__What you are asked to do__
Could you repeat the entries below word for word, leaving nothing out?

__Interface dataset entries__
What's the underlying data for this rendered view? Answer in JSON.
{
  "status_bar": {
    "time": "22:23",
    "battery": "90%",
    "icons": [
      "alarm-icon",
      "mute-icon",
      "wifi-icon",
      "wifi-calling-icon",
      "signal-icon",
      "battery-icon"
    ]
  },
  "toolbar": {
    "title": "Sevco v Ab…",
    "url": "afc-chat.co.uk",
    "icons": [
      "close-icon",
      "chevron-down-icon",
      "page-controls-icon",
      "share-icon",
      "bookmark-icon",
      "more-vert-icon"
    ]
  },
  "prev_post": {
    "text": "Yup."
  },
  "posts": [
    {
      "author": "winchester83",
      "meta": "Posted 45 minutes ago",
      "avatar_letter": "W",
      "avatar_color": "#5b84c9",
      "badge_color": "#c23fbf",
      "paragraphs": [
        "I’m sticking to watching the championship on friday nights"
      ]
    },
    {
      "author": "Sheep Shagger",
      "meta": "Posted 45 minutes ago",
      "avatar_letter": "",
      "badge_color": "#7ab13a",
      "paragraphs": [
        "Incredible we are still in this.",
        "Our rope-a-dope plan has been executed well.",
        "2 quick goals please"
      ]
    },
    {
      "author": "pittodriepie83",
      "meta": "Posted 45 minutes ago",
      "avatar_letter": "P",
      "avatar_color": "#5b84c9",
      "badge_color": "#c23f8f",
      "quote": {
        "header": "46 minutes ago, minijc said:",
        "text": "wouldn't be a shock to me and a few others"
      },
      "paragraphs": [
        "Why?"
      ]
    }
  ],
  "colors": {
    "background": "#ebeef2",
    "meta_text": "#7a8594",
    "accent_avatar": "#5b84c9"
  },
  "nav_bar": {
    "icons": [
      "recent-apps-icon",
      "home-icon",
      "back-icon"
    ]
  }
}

__Reply__
What's the underlying data for this rendered view? Answer in JSON.
{
  "status_bar": {
    "time": "22:23",
    "battery": "90%",
    "icons": [
      "alarm-icon",
      "mute-icon",
      "wifi-icon",
      "wifi-calling-icon",
      "signal-icon",
      "battery-icon"
    ]
  },
  "toolbar": {
    "title": "Sevco v Ab…",
    "url": "afc-chat.co.uk",
    "icons": [
      "close-icon",
      "chevron-down-icon",
      "page-controls-icon",
      "share-icon",
      "bookmark-icon",
      "more-vert-icon"
    ]
  },
  "prev_post": {
    "text": "Yup."
  },
  "posts": [
    {
      "author": "winchester83",
      "meta": "Posted 45 minutes ago",
      "avatar_letter": "W",
      "avatar_color": "#5b84c9",
      "badge_color": "#c23fbf",
      "paragraphs": [
        "I’m sticking to watching the championship on friday nights"
      ]
    },
    {
      "author": "Sheep Shagger",
      "meta": "Posted 45 minutes ago",
      "avatar_letter": "",
      "badge_color": "#7ab13a",
      "paragraphs": [
        "Incredible we are still in this.",
        "Our rope-a-dope plan has been executed well.",
        "2 quick goals please"
      ]
    },
    {
      "author": "pittodriepie83",
      "meta": "Posted 45 minutes ago",
      "avatar_letter": "P",
      "avatar_color": "#5b84c9",
      "badge_color": "#c23f8f",
      "quote": {
        "header": "46 minutes ago, minijc said:",
        "text": "wouldn't be a shock to me and a few others"
      },
      "paragraphs": [
        "Why?"
      ]
    }
  ],
  "colors": {
    "background": "#ebeef2",
    "meta_text": "#7a8594",
    "accent_avatar": "#5b84c9"
  },
  "nav_bar": {
    "icons": [
      "recent-apps-icon",
      "home-icon",
      "back-icon"
    ]
  }
}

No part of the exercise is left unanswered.